Chris Cuomo will moderate the Klobuchar (7 p.m. ET) and Sanders (9 p.m. ET) town halls, Anderson Cooper will moderate the Warren (8 p.m. ET) and Buttigieg (11 p.m. ET) town halls, and Don Lemon will moderate the Harris (10 p.m. ET) town hall.

The CNN town halls will take place on the campus of Saint Anselm College, and has been scheduled coincide with the release of the Institute of Politics at Harvard Kennedy School’s new national poll of young voters.

Research contact: @CNNPolitics

Democrats in Congress rain on—and want to rein in—Trump’s parade

February 9, 2018

Congressional Democrats are largely opposed to President Donald Trump’s request to hold a military-style parade, while Republicans appeared to have mixed feelings on the subject, CNN reported on February 7, following an informal poll of the federal legislators.

The Washington Post first reported that Trump told top Pentagon brass last month he wanted a military parade similar to the one he had viewed as a guest of French President Emmanuel Macron on Bastille Day last July 14. At that time, he called the procession “one of the greatest parades” he had ever seen.

“I think a parade showcasing our military and the sacrifices they make to our country would be appropriate as a way to say thank you,” Republican Senator Lindsey Graham of South Carolina told CNN. “But I am not interested in a military hardware display that would be cheesy and project weakness.”
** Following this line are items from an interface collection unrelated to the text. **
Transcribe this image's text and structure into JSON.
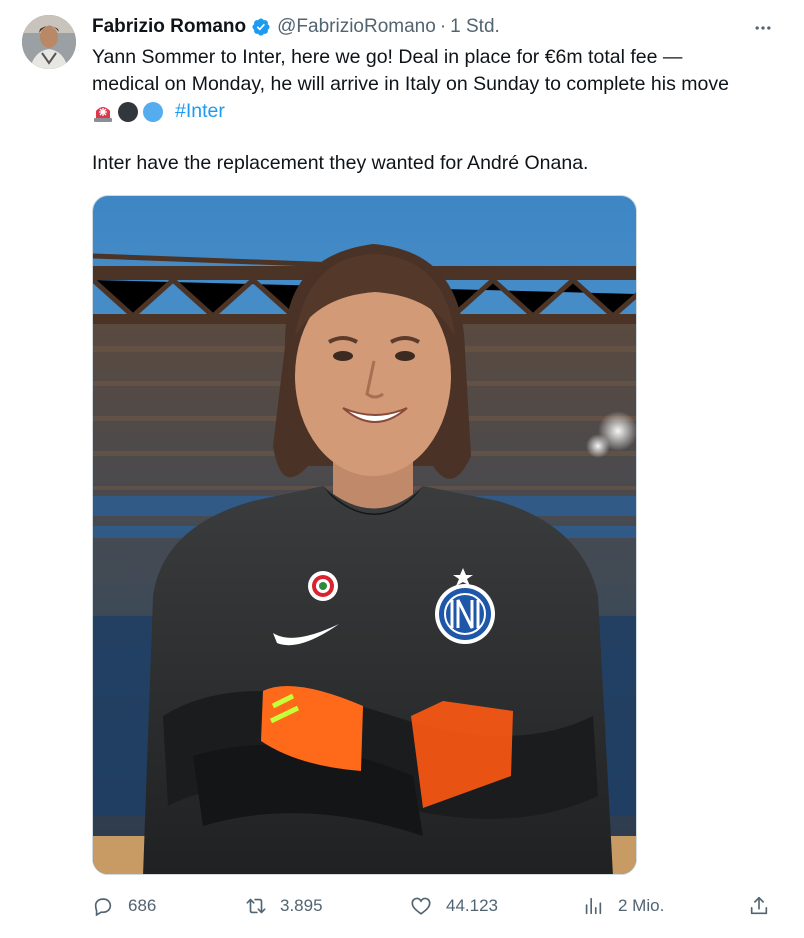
{
  "author": {
    "name": "Fabrizio Romano",
    "handle": "@FabrizioRomano",
    "separator": "·",
    "time": "1 Std."
  },
  "tweet": {
    "line1": "Yann Sommer to Inter, here we go! Deal in place for €6m total fee —",
    "line2": "medical on Monday, he will arrive in Italy on Sunday to complete his move",
    "hashtag": "#Inter",
    "line3": "Inter have the replacement they wanted for André Onana."
  },
  "emojis": [
    "siren-emoji",
    "black-circle-emoji",
    "blue-circle-emoji"
  ],
  "actions": {
    "replies": "686",
    "retweets": "3.895",
    "likes": "44.123",
    "views": "2 Mio."
  },
  "colors": {
    "accent": "#1d9bf0",
    "secondary_text": "#536471",
    "primary_text": "#0f1419"
  }
}
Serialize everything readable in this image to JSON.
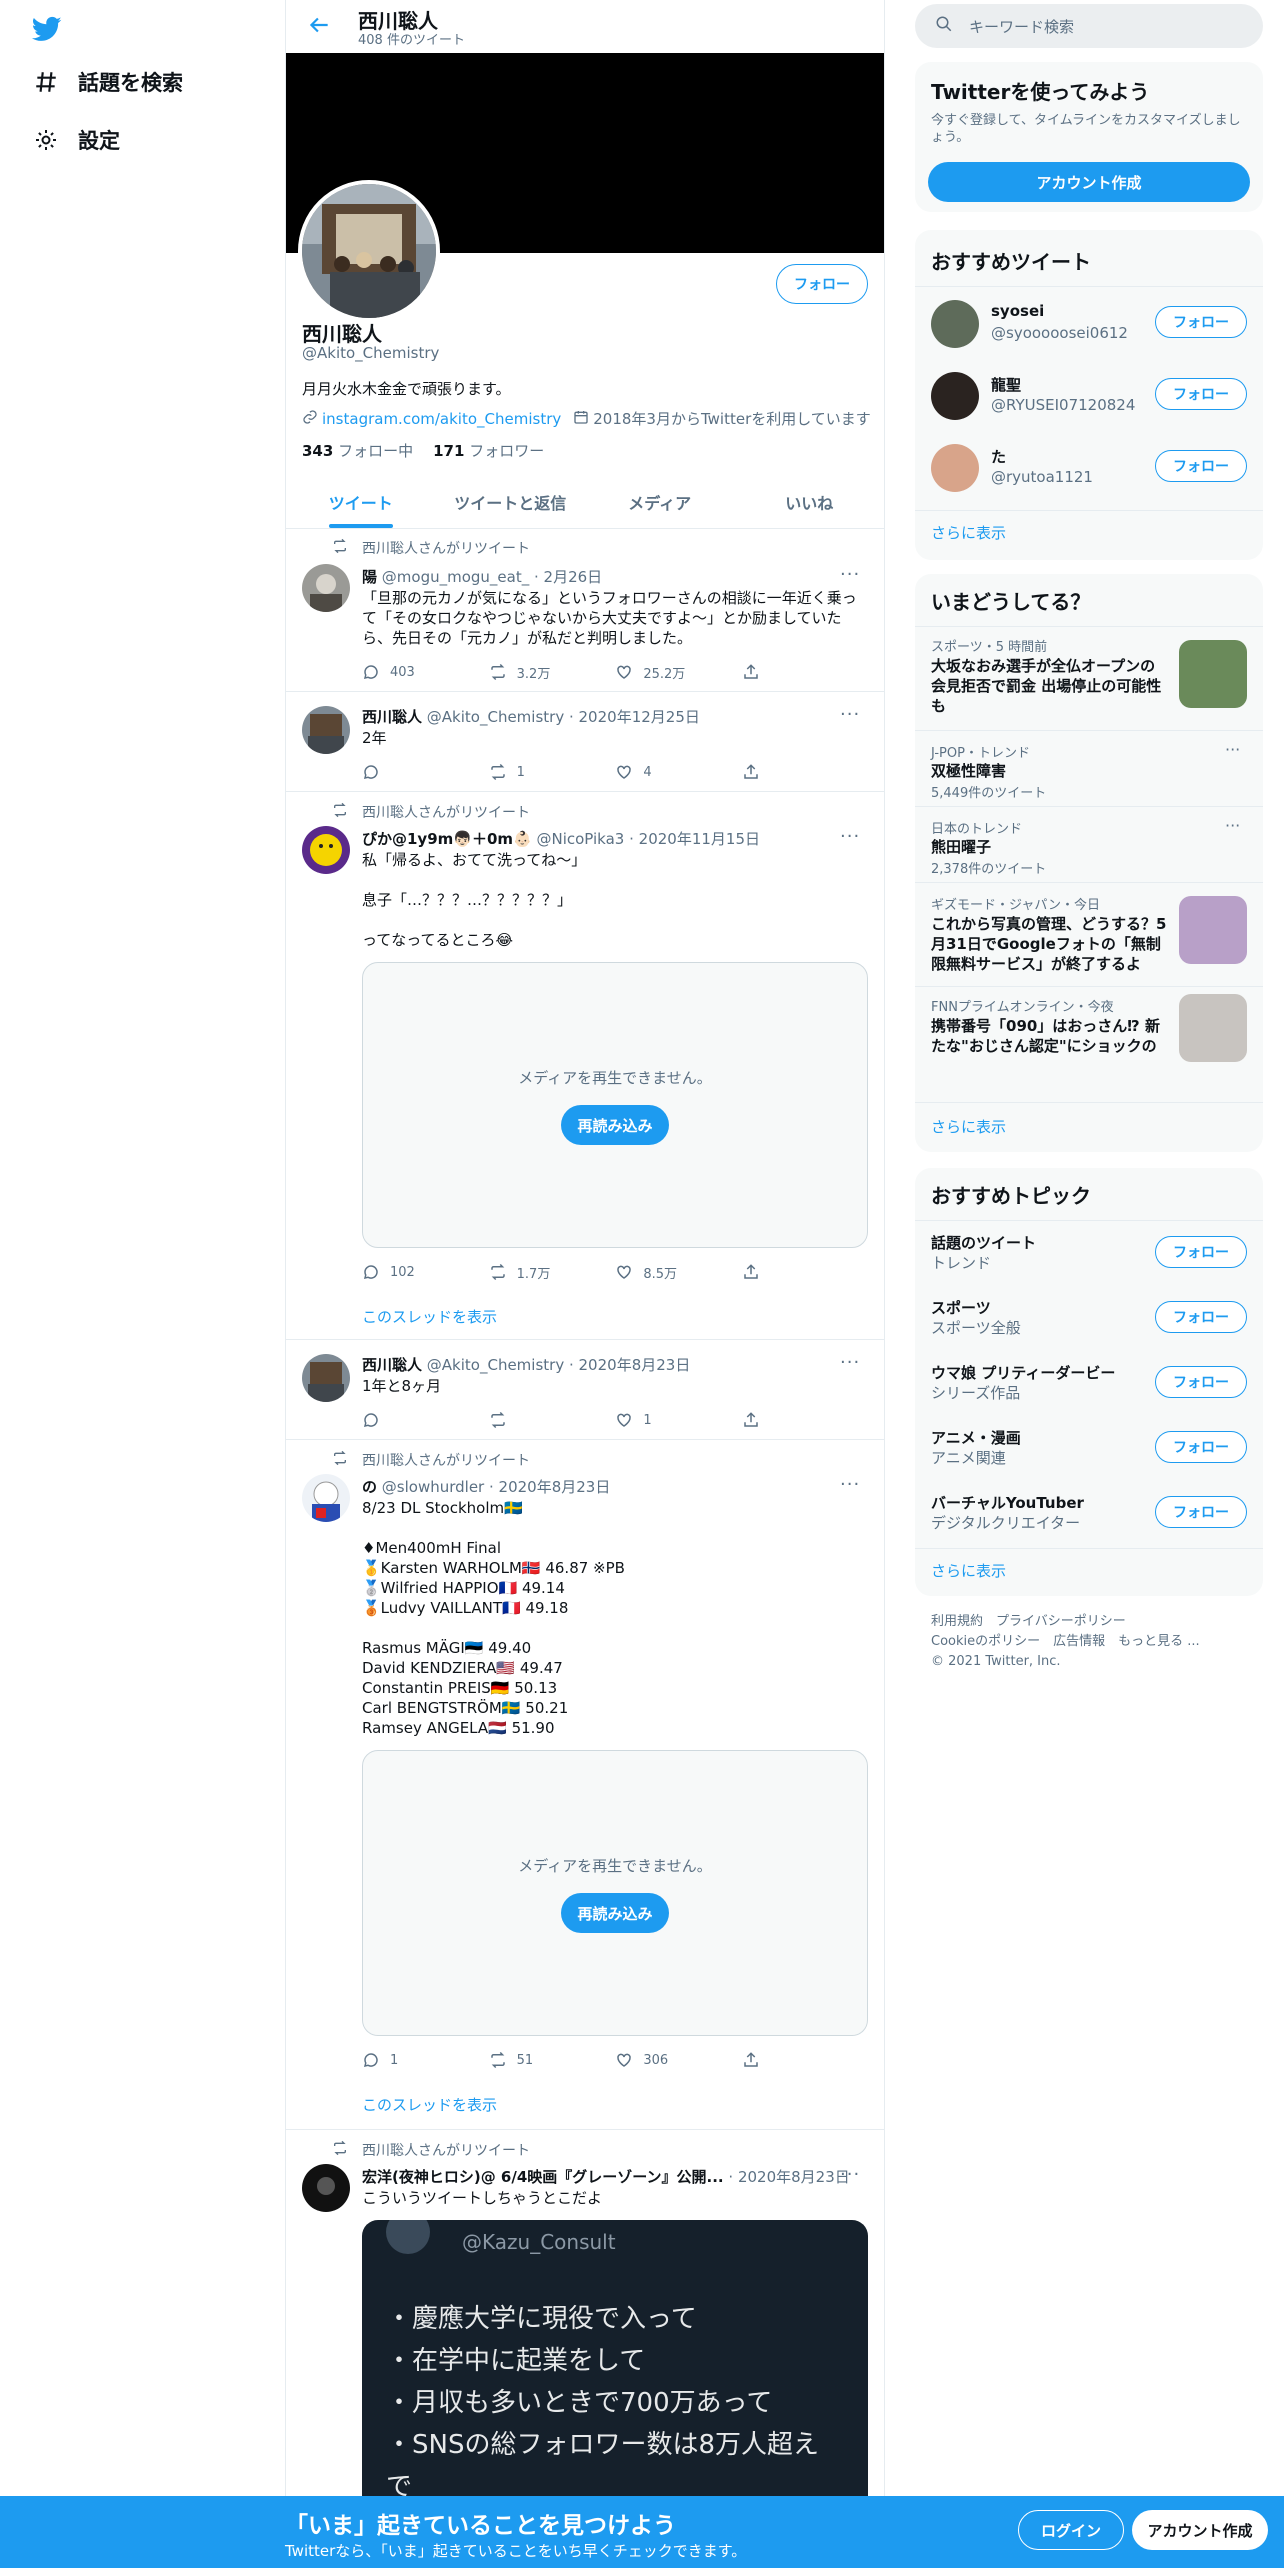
{
  "nav": {
    "explore_label": "話題を検索",
    "settings_label": "設定"
  },
  "header": {
    "name": "西川聡人",
    "tweet_count": "408 件のツイート"
  },
  "profile": {
    "name": "西川聡人",
    "handle": "@Akito_Chemistry",
    "bio": "月月火水木金金で頑張ります。",
    "link": "instagram.com/akito_Chemistry",
    "joined": "2018年3月からTwitterを利用しています",
    "following_count": "343",
    "following_label": "フォロー中",
    "followers_count": "171",
    "followers_label": "フォロワー",
    "follow_label": "フォロー"
  },
  "tabs": [
    "ツイート",
    "ツイートと返信",
    "メディア",
    "いいね"
  ],
  "tweets": [
    {
      "retweet_by": "西川聡人さんがリツイート",
      "name": "陽",
      "handle": "@mogu_mogu_eat_",
      "date": "2月26日",
      "text": "「旦那の元カノが気になる」というフォロワーさんの相談に一年近く乗って「その女ロクなやつじゃないから大丈夫ですよ〜」とか励ましていたら、先日その「元カノ」が私だと判明しました。",
      "replies": "403",
      "retweets": "3.2万",
      "likes": "25.2万"
    },
    {
      "name": "西川聡人",
      "handle": "@Akito_Chemistry",
      "date": "2020年12月25日",
      "text": "2年",
      "replies": "",
      "retweets": "1",
      "likes": "4"
    },
    {
      "retweet_by": "西川聡人さんがリツイート",
      "name": "ぴか@1y9m👦🏻＋0m👶🏻",
      "handle": "@NicoPika3",
      "date": "2020年11月15日",
      "text": "私「帰るよ、おてて洗ってね〜」\n\n息子「…？？？…？？？？？」\n\nってなってるところ😂",
      "media_msg": "メディアを再生できません。",
      "reload": "再読み込み",
      "replies": "102",
      "retweets": "1.7万",
      "likes": "8.5万",
      "thread": "このスレッドを表示"
    },
    {
      "name": "西川聡人",
      "handle": "@Akito_Chemistry",
      "date": "2020年8月23日",
      "text": "1年と8ヶ月",
      "replies": "",
      "retweets": "",
      "likes": "1"
    },
    {
      "retweet_by": "西川聡人さんがリツイート",
      "name": "の",
      "handle": "@slowhurdler",
      "date": "2020年8月23日",
      "text": "8/23 DL Stockholm🇸🇪\n\n♦Men400mH Final\n🥇Karsten WARHOLM🇳🇴 46.87 ※PB\n🥈Wilfried HAPPIO🇫🇷 49.14\n🥉Ludvy VAILLANT🇫🇷 49.18\n\nRasmus MÄGI🇪🇪 49.40\nDavid KENDZIERA🇺🇸 49.47\nConstantin PREIS🇩🇪 50.13\nCarl BENGTSTRÖM🇸🇪 50.21\nRamsey ANGELA🇳🇱 51.90",
      "media_msg": "メディアを再生できません。",
      "reload": "再読み込み",
      "replies": "1",
      "retweets": "51",
      "likes": "306",
      "thread": "このスレッドを表示"
    },
    {
      "retweet_by": "西川聡人さんがリツイート",
      "name": "宏洋(夜神ヒロシ)@ 6/4映画『グレーゾーン』公開...",
      "date": "2020年8月23日",
      "text": "こういうツイートしちゃうとこだよ",
      "quote_handle": "@Kazu_Consult",
      "quote_lines": [
        "・慶應大学に現役で入って",
        "・在学中に起業をして",
        "・月収も多いときで700万あって",
        "・SNSの総フォロワー数は8万人超え",
        "で"
      ]
    }
  ],
  "right": {
    "search_placeholder": "キーワード検索",
    "join": {
      "title": "Twitterを使ってみよう",
      "desc": "今すぐ登録して、タイムラインをカスタマイズしましょう。",
      "button": "アカウント作成"
    },
    "who_to_follow": {
      "title": "おすすめツイート",
      "users": [
        {
          "name": "syosei",
          "handle": "@syooooosei0612"
        },
        {
          "name": "龍聖",
          "handle": "@RYUSEI07120824"
        },
        {
          "name": "た",
          "handle": "@ryutoa1121"
        }
      ],
      "more": "さらに表示",
      "follow": "フォロー"
    },
    "trends": {
      "title": "いまどうしてる？",
      "items": [
        {
          "meta": "スポーツ・5 時間前",
          "title": "大坂なおみ選手が全仏オープンの会見拒否で罰金 出場停止の可能性も"
        },
        {
          "meta": "J-POP・トレンド",
          "title": "双極性障害",
          "count": "5,449件のツイート"
        },
        {
          "meta": "日本のトレンド",
          "title": "熊田曜子",
          "count": "2,378件のツイート"
        },
        {
          "meta": "ギズモード・ジャパン・今日",
          "title": "これから写真の管理、どうする？5月31日でGoogleフォトの「無制限無料サービス」が終了するよ"
        },
        {
          "meta": "FNNプライムオンライン・今夜",
          "title": "携帯番号「090」はおっさん⁉ 新たな\"おじさん認定\"にショックの声..."
        }
      ],
      "more": "さらに表示"
    },
    "topics": {
      "title": "おすすめトピック",
      "items": [
        {
          "name": "話題のツイート",
          "sub": "トレンド"
        },
        {
          "name": "スポーツ",
          "sub": "スポーツ全般"
        },
        {
          "name": "ウマ娘 プリティーダービー",
          "sub": "シリーズ作品"
        },
        {
          "name": "アニメ・漫画",
          "sub": "アニメ関連"
        },
        {
          "name": "バーチャルYouTuber",
          "sub": "デジタルクリエイター"
        }
      ],
      "more": "さらに表示",
      "follow": "フォロー"
    },
    "footer": {
      "line1": "利用規約　プライバシーポリシー",
      "line2": "Cookieのポリシー　広告情報　もっと見る ...",
      "line3": "© 2021 Twitter, Inc."
    }
  },
  "bottombar": {
    "title": "「いま」起きていることを見つけよう",
    "sub": "Twitterなら、「いま」起きていることをいち早くチェックできます。",
    "login": "ログイン",
    "signup": "アカウント作成"
  },
  "colors": {
    "accent": "#1d9bf0",
    "text": "#0f1419",
    "muted": "#5b7083"
  }
}
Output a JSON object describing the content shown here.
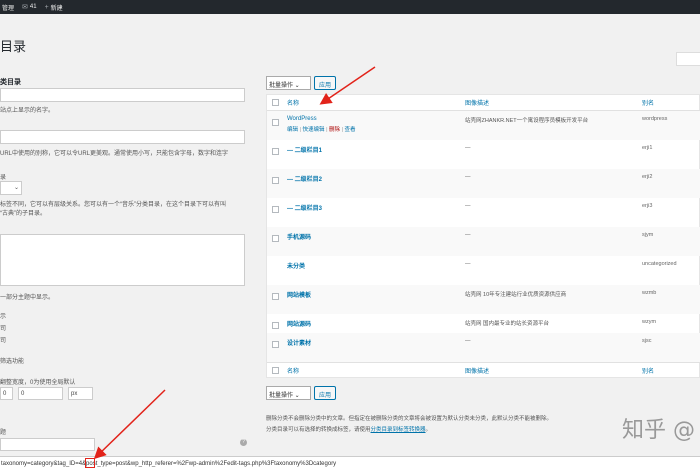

Republican Senator Roger Wicker of Mississippi was not on-board with the idea at all: “It hadn’t been a priority at all,” he told CNN. “If it would save money not to do it, we probably ought to look at that.”

Meanwhile, Democrats told the news network that they were skeptical about the proposal, arguing it was a waste of money and a vanity exercise for Trump.

“I was stunned by it, to be quite honest. I mean, we have a Napoleon in the making here,” Representative Jackie Speier of California told CNN’s Anderson Cooper on February 6.

The Senate Democratic Whip, Dick Durbin of Illinois, said he wouldn’t attend such a parade. “I believe that spending millions, maybe more, on the President’s amusement is a colossal waste of funds that should be spent to make sure our troops are ready for battle and come home safely, their families receive all the support they deserve and that the waiting lines at V.A. facilities be reduced,” Durbin told CNN. “That’s how we can honor our veterans. Not with a parade for the president.”

Predictably enough, Senator Bernie Sanders, the Independent from Vermont, said that “what [Trump] should have learned from France is about their healthcare system—not about their military parades.”

“We have the mightiest military on the planet and we don’t need a parade to prove that,” tweeted Democratic Senator Brian Schatz of Hawaii.

The Pentagon is exploring the idea of holding the parade in November, in conjunction with the 100th anniversary of the end of World War I on November 11, 1918, a spokesperson said. There also has been some consideration of staging a parade on July 4.

The Post said shipping tanks and military  hardware into Washington could cost millions of dollars and that military officials said they were unsure how to pay for it.

And the Washingtonian magazine reported that, “if history is any guide, the costs could quickly pile up”—noting, “The last big military parade, in June 1991, featured 8,000 troops and lineups of Bradley Fighting Vehicles and 72-ton M1 Abrams tanks crawling along 200,000 spectators on Constitution Avenue. While organizers originally estimated the day would cost $8 million, with $5 million coming from private donors, the final tab climbed to $12 million, with taxpayers footing the balance.”

Like the wall on the southern border, this may be a project that the president must find funding for, himself.

Research contact: @KilloughCNN